Overcomer, that is one word that describes Zane Mills, a two year old Head Start Student in Mrs. Sharon Messer’s class. Zane came to KCEOC with health issues that caused him to be developmentally behind, and struggle with everyday tasks, and limited his participation in the classroom.
Three weeks after his delivery Zane developed a golf ball sized knot on his head. It started growing and caused Zane problems in everyday life. They made multiple trips to Lexington and the Corbin hospital to track how fast it was growing. Zane was unable to play with other kids because it could rupture and cause fluid on his spinal cord and brain.
When coming to KCEOC Head Start he was behind in speech. He was not able to talk very well and had trouble with cognitive skills. Zane went to a cosmetic surgeon to have the knot analyzed. They determined it was a Dermoid Cyst filled with fluid. At one and a half years old they were able to remove the Dermoid Cyst, and this changed Zane’s life for the better.

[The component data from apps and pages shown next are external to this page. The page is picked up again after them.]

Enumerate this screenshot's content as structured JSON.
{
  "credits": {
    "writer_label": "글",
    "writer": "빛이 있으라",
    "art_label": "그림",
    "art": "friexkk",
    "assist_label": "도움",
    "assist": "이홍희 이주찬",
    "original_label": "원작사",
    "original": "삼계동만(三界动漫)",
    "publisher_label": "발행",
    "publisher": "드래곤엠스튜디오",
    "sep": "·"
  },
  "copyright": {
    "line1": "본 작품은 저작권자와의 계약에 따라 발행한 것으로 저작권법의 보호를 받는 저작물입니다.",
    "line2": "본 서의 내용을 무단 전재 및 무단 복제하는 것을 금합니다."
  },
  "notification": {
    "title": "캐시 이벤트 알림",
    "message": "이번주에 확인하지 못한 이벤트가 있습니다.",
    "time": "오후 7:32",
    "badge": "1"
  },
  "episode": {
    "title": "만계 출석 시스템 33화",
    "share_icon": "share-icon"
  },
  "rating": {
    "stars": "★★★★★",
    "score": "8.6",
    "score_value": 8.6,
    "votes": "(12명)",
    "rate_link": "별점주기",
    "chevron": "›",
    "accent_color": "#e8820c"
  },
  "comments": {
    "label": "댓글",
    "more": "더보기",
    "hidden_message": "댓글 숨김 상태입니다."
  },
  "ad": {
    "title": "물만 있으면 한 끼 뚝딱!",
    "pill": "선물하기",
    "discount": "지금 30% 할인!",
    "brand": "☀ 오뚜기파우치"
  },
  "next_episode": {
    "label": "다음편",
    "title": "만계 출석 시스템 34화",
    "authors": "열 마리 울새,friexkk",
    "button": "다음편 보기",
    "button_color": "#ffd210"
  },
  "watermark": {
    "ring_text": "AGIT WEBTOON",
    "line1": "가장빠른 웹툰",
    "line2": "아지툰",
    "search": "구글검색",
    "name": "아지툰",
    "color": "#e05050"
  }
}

Zane is now able to play with other kids, live a normal life as a child, and it also improved his speech. Mrs. Sharon worked with Zane every day to help him overcome this struggle. Zane will now attempt to say new words unlike before when he only said a few words. His mother Rebecca said, “Mrs. Sharon did a great job. Within a few weeks he was saying more words, and tries to say his colors. He was behind on milestones, but now he is catching up. He is living a normal life and able to be a child.”
After his surgery his mother said that he was more happy, outgoing, and active. Before she could not let him do normal activities like riding a bike, running, or playing. Before the surgery he was fussy, and after his demeanor completely changed. Rebecca said, “He is now so playful. He rolls in the floor, and does everything his brother does. He is also now more interactive with people. Before the surgery he would not go up to anyone, and now he goes to everyone.”
When Rebecca was asked what she would say about KCEOC she said, “They are amazing people. They help out so much, and know exactly how to help the children improve.”